Said Izturis: "There were a couple teams interested in my services, but all my career I've played against the Cardinals, hitting there and in the stadium, with the fans, the people, the team, it's so good. Now I have the opportunity to go there and prove myself and bring something good for the team. It's something that I was thinking about."
Mozeliak said that the club and Eckstein's representation were simply too far apart to believe that any deal was close. Eckstein spent three years as the Cards' starting shortstop and leadoff man, and his departure will disappoint many fans. Mozeliak acknowledged that it was difficult to part with Eckstein.
"We just couldn't agree on terms and dollars," the GM said. "Clearly he wanted to look at the market, and we recognized that, and it was just something where, as we got closer and closer to tomorrow's date [the deadline for teams to offer arbitration to their own free agents], the more uncomfortable we got by sitting back and not being able to fill that void.
"It was a very tough decision, obviously, with someone like David Eckstein, who is such a fabulous person. But we were really unable to grab hold of what both parties were trying to accomplish."
So St. Louis moved quickly to sign a replacement.
"When you look at what we were trying to accomplish, timing became very critical," Mozeliak said. "The shortstop market was one that if we waited too long, we may have been left with really no true option. So we had to get aggressive."
The Cardinals' overall defensive performance fell off significantly in 2007. The team finished ninth in the National League in defensive efficiency and 15th in fielding percentage. Those issues were magnified in front of a pitching staff that ranked 15th in the 16-team league in strikeouts -- meaning that a large number of balls were put in play and thus turned into base hits.
So while the team still hopes to upgrade the pitching staff, it has addressed its run-prevention problems in another manner.
"There's no doubt that we've always built our club around defense," Mozeliak said. "And it was obvious that last year we took a few steps backward. So we do believe this should make us move forward in that regard."
Izturis split the 2007 season between the Cubs and Pirates, finishing the year with a .258 batting average, .302 on-base percentage and a .315 slugging percentage. He carries a lifetime line of .259/.295/.334. In his best season, 2004, he put up a .288/.330/.381 line and also stole 25 bases in 34 attempts. Izturis was an All-Star in 2005 for Los Angeles, though he hit .257/.302/.322 that year.
"The last two years have been up and down for me, and right now I feel 100 percent," Izturis said. "I'm playing winter ball and I feel good. Now it's an opportunity to come to St. Louis and help the team win. That's the bottom line."
Though Izturis has batted leadoff in his career, he is not particularly well-suited for the job at this point, so St. Louis likely still needs to identify a leadoff man for 2008.
"From an on-base perspective, I think he could perhaps become more selective," Mozeliak said. "And there are some other things just fundamentally that I heard that our staff would recommend he try to do overall.
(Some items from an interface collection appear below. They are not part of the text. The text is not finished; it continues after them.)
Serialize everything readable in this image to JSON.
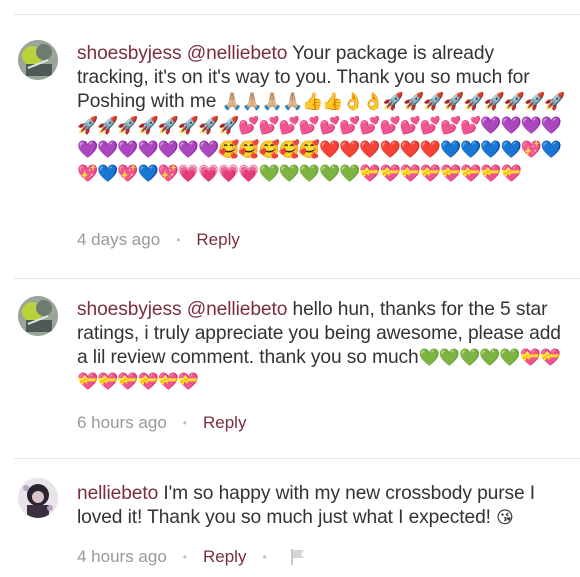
{
  "colors": {
    "username": "#7a2e3e",
    "body_text": "#333333",
    "meta_text": "#999999",
    "divider": "#e6e6e6"
  },
  "comments": [
    {
      "username": "shoesbyjess",
      "mention": "@nelliebeto",
      "text": "Your package is already tracking, it's on it's way to you. Thank you so much for Poshing with me",
      "emojis": "🙏🏼🙏🏼🙏🏼🙏🏼👍👍👌👌🚀🚀🚀🚀🚀🚀🚀🚀🚀🚀🚀🚀🚀🚀🚀🚀🚀💕💕💕💕💕💕💕💕💕💕💕💕💜💜💜💜💜💜💜💜💜💜💜🥰🥰🥰🥰🥰❤️❤️❤️❤️❤️❤️💙💙💙💙💖💙💖💙💖💙💖💗💗💗💗💚💚💚💚💚💝💝💝💝💝💝💝💝",
      "time": "4 days ago",
      "reply_label": "Reply",
      "avatar_icon": "profile-photo-icon"
    },
    {
      "username": "shoesbyjess",
      "mention": "@nelliebeto",
      "text": "hello hun, thanks for the 5 star ratings, i truly appreciate you being awesome, please add a lil review comment. thank you so much",
      "emojis": "💚💚💚💚💚💝💝💝💝💝💝💝💝",
      "time": "6 hours ago",
      "reply_label": "Reply",
      "avatar_icon": "profile-photo-icon"
    },
    {
      "username": "nelliebeto",
      "mention": "",
      "text": "I'm so happy with my new crossbody purse I loved it! Thank you so much just what I expected!",
      "emojis": "😘",
      "time": "4 hours ago",
      "reply_label": "Reply",
      "avatar_icon": "profile-photo-icon",
      "flag_icon": "flag-icon"
    }
  ]
}
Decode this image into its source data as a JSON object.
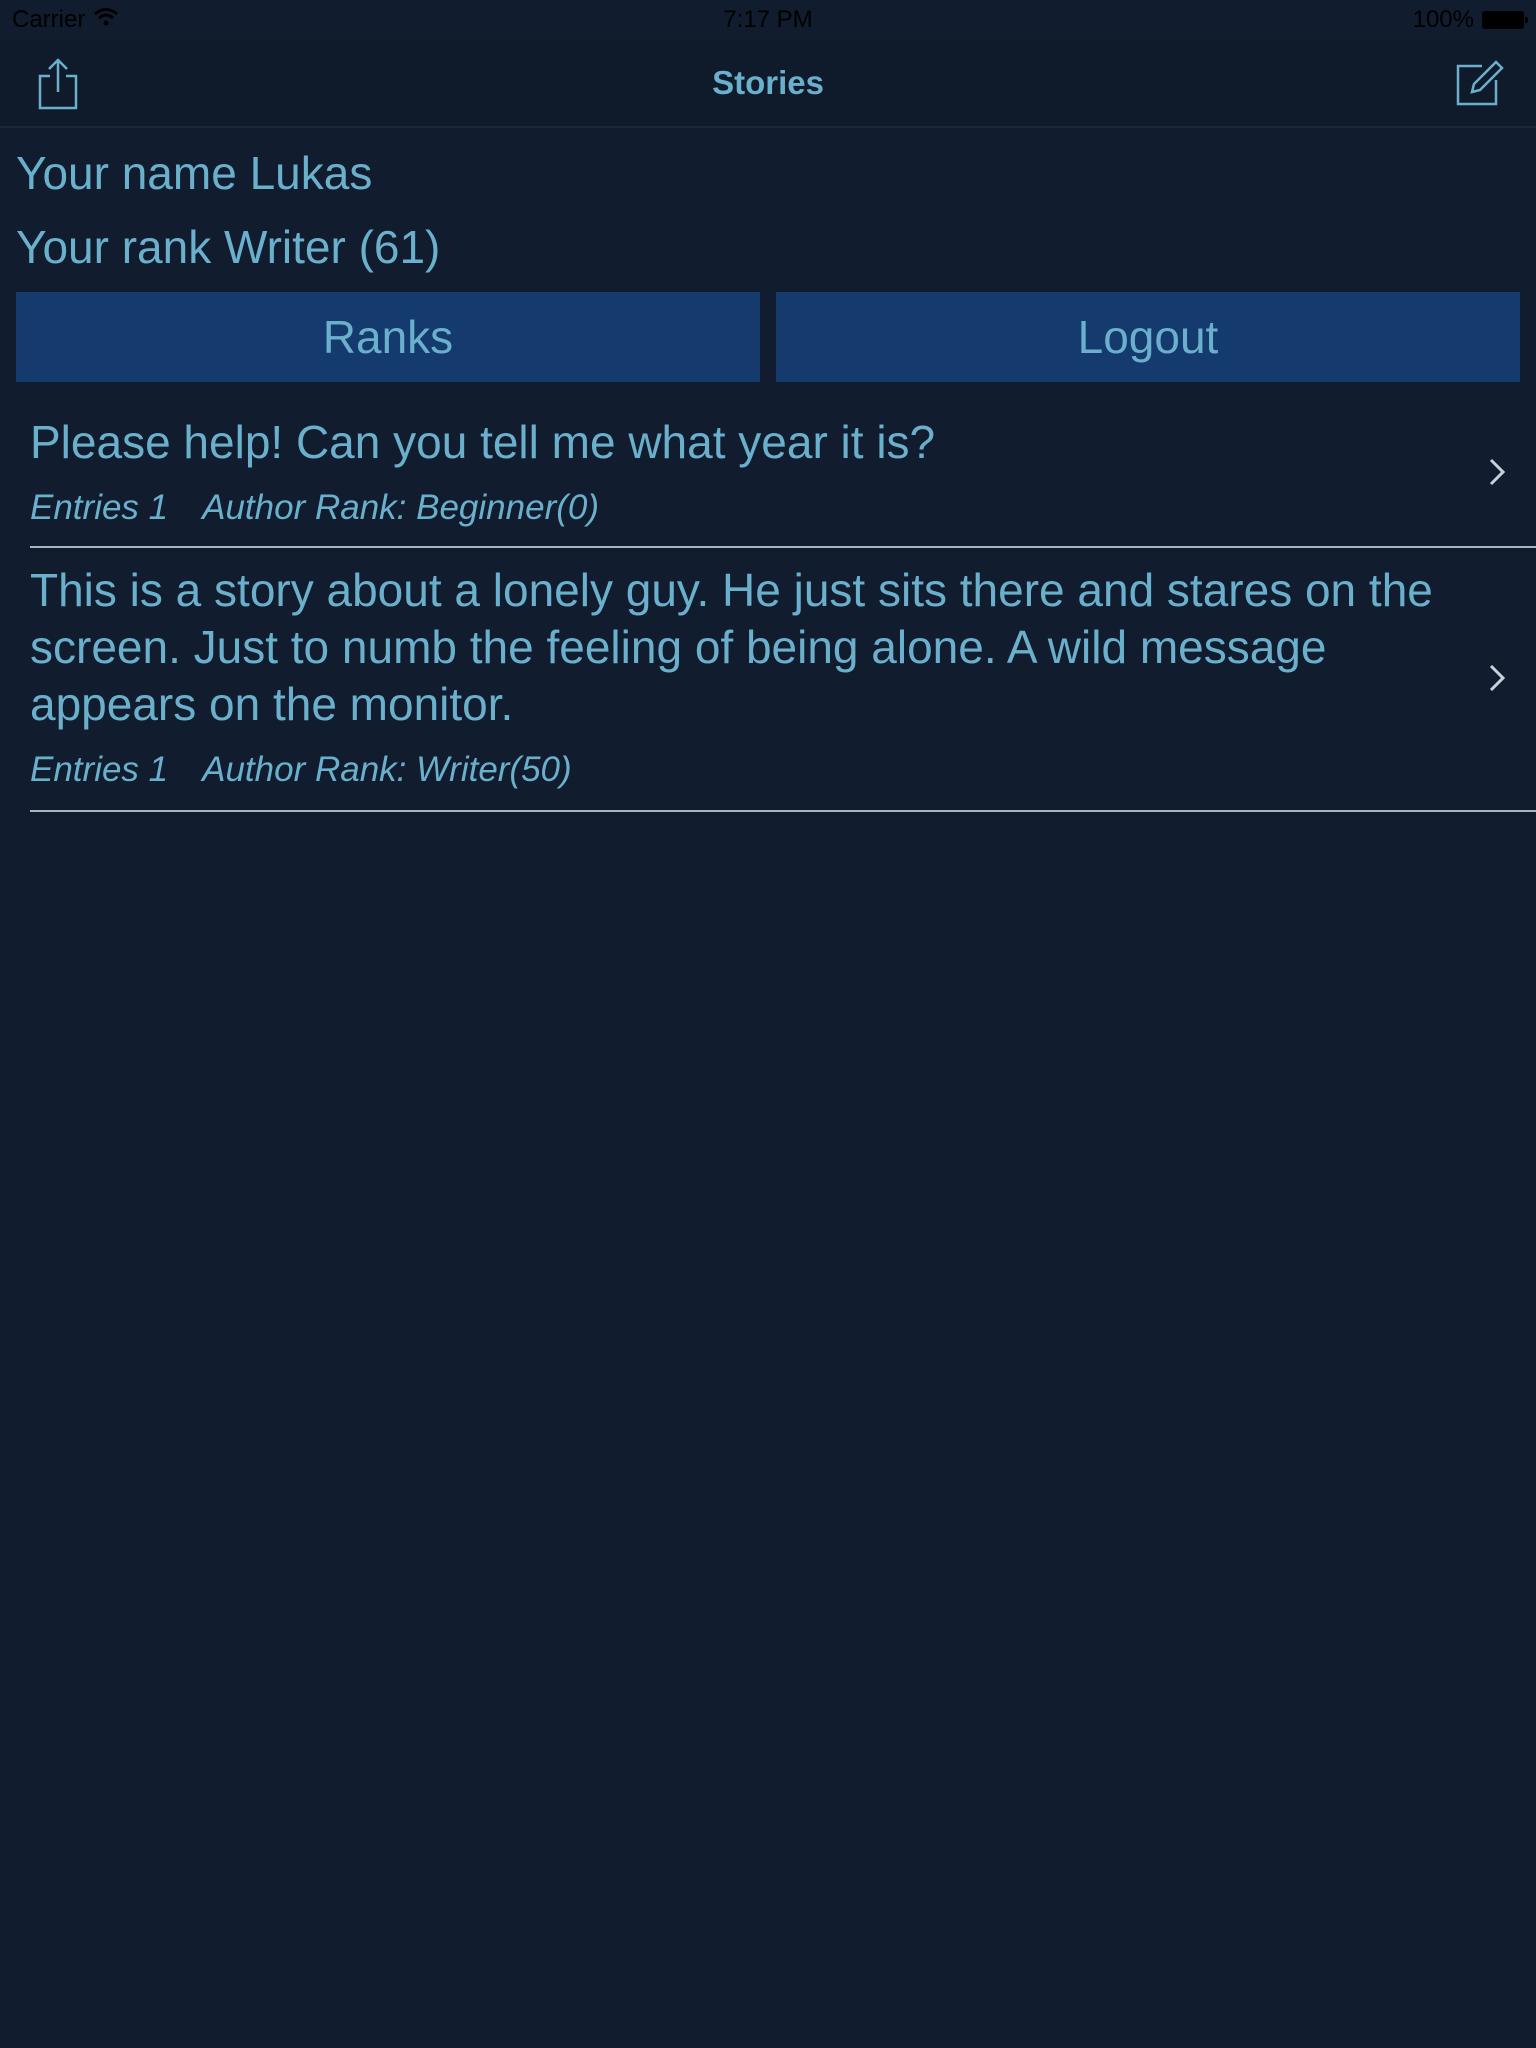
{
  "status_bar": {
    "carrier": "Carrier",
    "time": "7:17 PM",
    "battery": "100%"
  },
  "nav": {
    "title": "Stories",
    "left_icon": "share-icon",
    "right_icon": "compose-icon"
  },
  "profile": {
    "name_line": "Your name Lukas",
    "rank_line": "Your rank Writer (61)"
  },
  "actions": {
    "ranks_label": "Ranks",
    "logout_label": "Logout"
  },
  "stories": [
    {
      "title": "Please help! Can you tell me what year it is?",
      "entries": "Entries 1",
      "author_rank": "Author Rank: Beginner(0)"
    },
    {
      "title": "This is a story about a lonely guy. He just sits there and stares on the screen. Just to numb the feeling of being alone. A wild message appears on the monitor.",
      "entries": "Entries 1",
      "author_rank": "Author Rank: Writer(50)"
    }
  ],
  "colors": {
    "background": "#111c2e",
    "accent_text": "#6ab0cc",
    "button": "#143a6e"
  }
}
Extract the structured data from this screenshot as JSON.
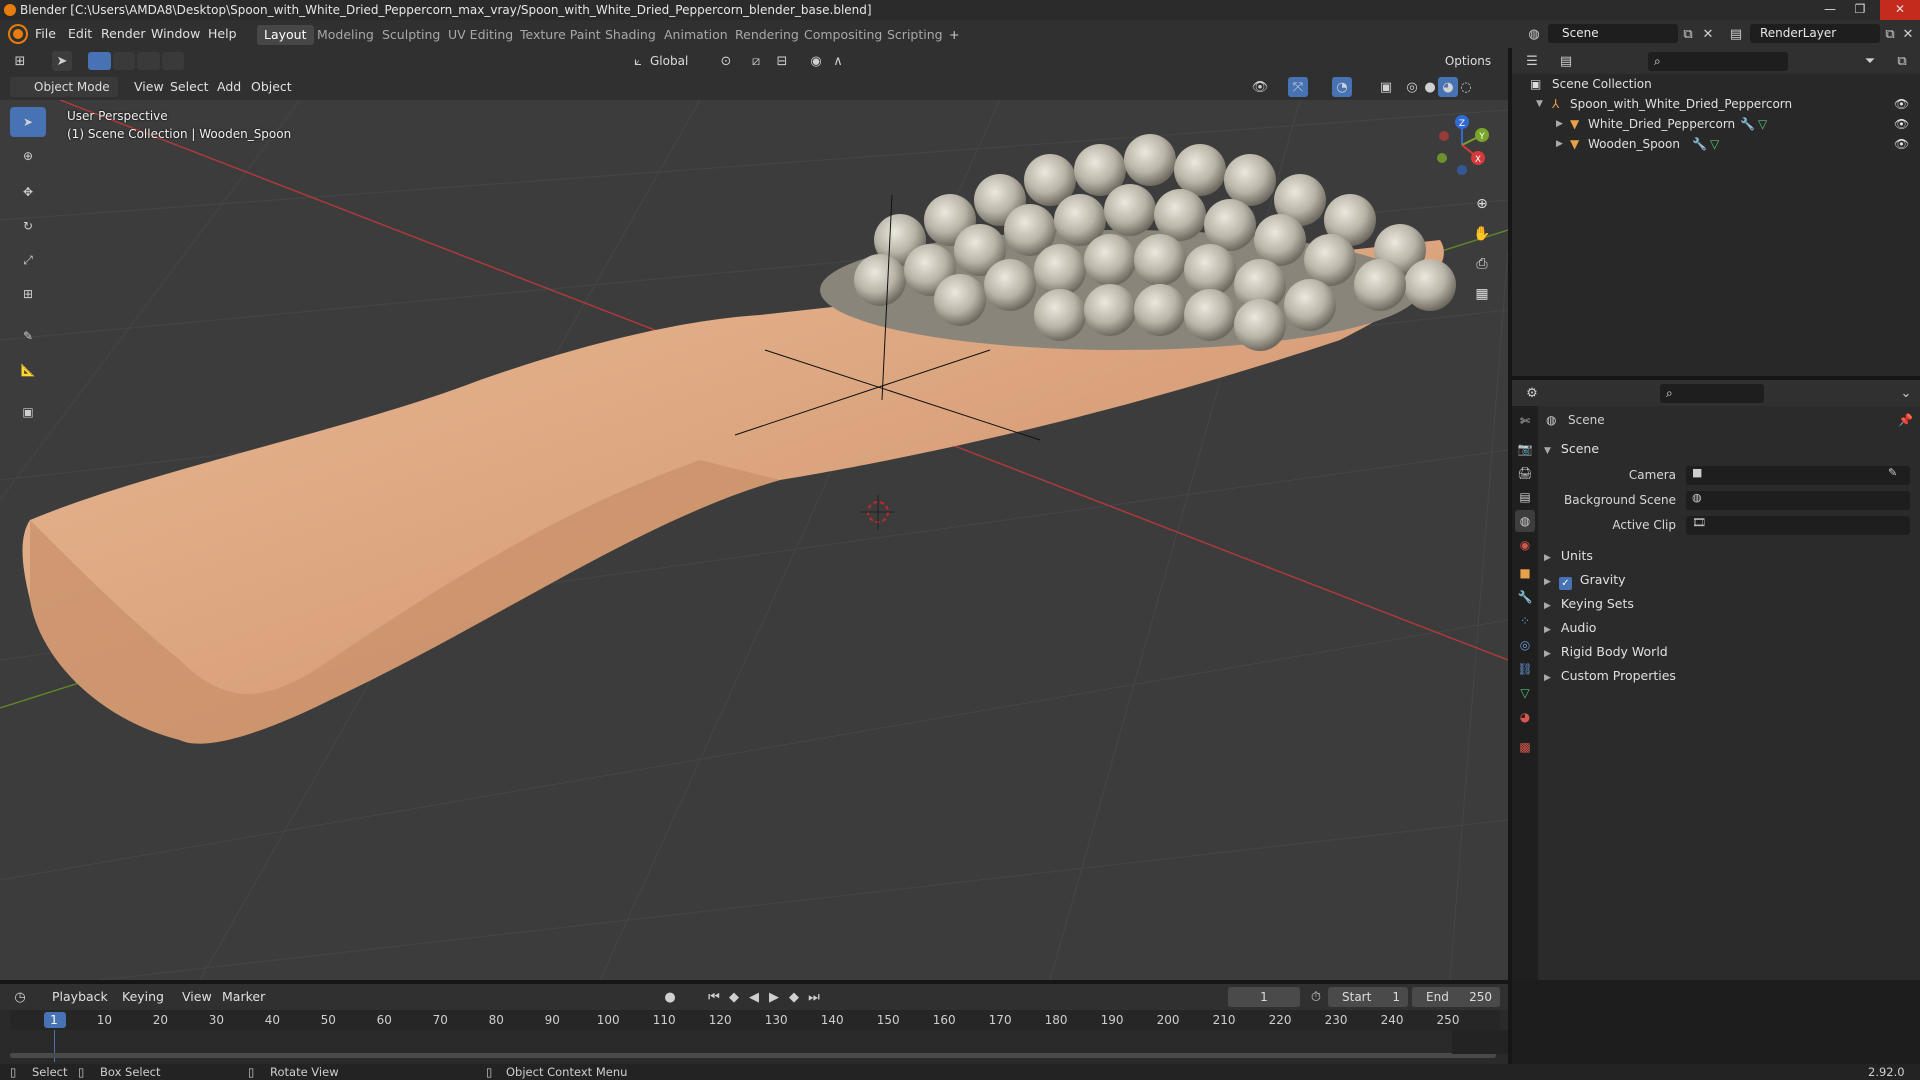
{
  "window": {
    "title": "Blender [C:\\Users\\AMDA8\\Desktop\\Spoon_with_White_Dried_Peppercorn_max_vray/Spoon_with_White_Dried_Peppercorn_blender_base.blend]",
    "minimize": "—",
    "maximize": "❐",
    "close": "✕"
  },
  "menubar": {
    "items": [
      "File",
      "Edit",
      "Render",
      "Window",
      "Help"
    ],
    "workspaces": [
      "Layout",
      "Modeling",
      "Sculpting",
      "UV Editing",
      "Texture Paint",
      "Shading",
      "Animation",
      "Rendering",
      "Compositing",
      "Scripting"
    ],
    "active_workspace": "Layout",
    "add_workspace": "+",
    "scene_name": "Scene",
    "render_layer": "RenderLayer"
  },
  "tool_header": {
    "orientation": "Global",
    "options": "Options"
  },
  "viewport_header": {
    "mode": "Object Mode",
    "menus": [
      "View",
      "Select",
      "Add",
      "Object"
    ]
  },
  "viewport": {
    "perspective_label": "User Perspective",
    "collection_label": "(1) Scene Collection | Wooden_Spoon",
    "gizmo": {
      "x": "X",
      "y": "Y",
      "z": "Z"
    }
  },
  "outliner": {
    "root": "Scene Collection",
    "collection": "Spoon_with_White_Dried_Peppercorn",
    "objects": [
      "White_Dried_Peppercorn",
      "Wooden_Spoon"
    ]
  },
  "properties": {
    "context": "Scene",
    "panel_title": "Scene",
    "fields": [
      {
        "label": "Camera"
      },
      {
        "label": "Background Scene"
      },
      {
        "label": "Active Clip"
      }
    ],
    "sections": [
      "Units",
      "Gravity",
      "Keying Sets",
      "Audio",
      "Rigid Body World",
      "Custom Properties"
    ],
    "gravity_checked": true
  },
  "timeline": {
    "menus": [
      "Playback",
      "Keying",
      "View",
      "Marker"
    ],
    "current_frame": "1",
    "start_label": "Start",
    "start": "1",
    "end_label": "End",
    "end": "250",
    "ruler": [
      "1",
      "10",
      "20",
      "30",
      "40",
      "50",
      "60",
      "70",
      "80",
      "90",
      "100",
      "110",
      "120",
      "130",
      "140",
      "150",
      "160",
      "170",
      "180",
      "190",
      "200",
      "210",
      "220",
      "230",
      "240",
      "250"
    ]
  },
  "statusbar": {
    "select": "Select",
    "box_select": "Box Select",
    "rotate_view": "Rotate View",
    "context_menu": "Object Context Menu",
    "version": "2.92.0"
  },
  "colors": {
    "accent": "#4772b3",
    "axis_x": "#c73b3b",
    "axis_y": "#6b9a2a",
    "wood": "#d9a57f"
  }
}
We recognize that this is not an offensive player when you look at his career, but we do think there could be more in there that could allow him to become that much more of a complete player."
To make room for Izturis on the 40-man roster, the Cardinals designated outfielder John Rodriguez for assignment.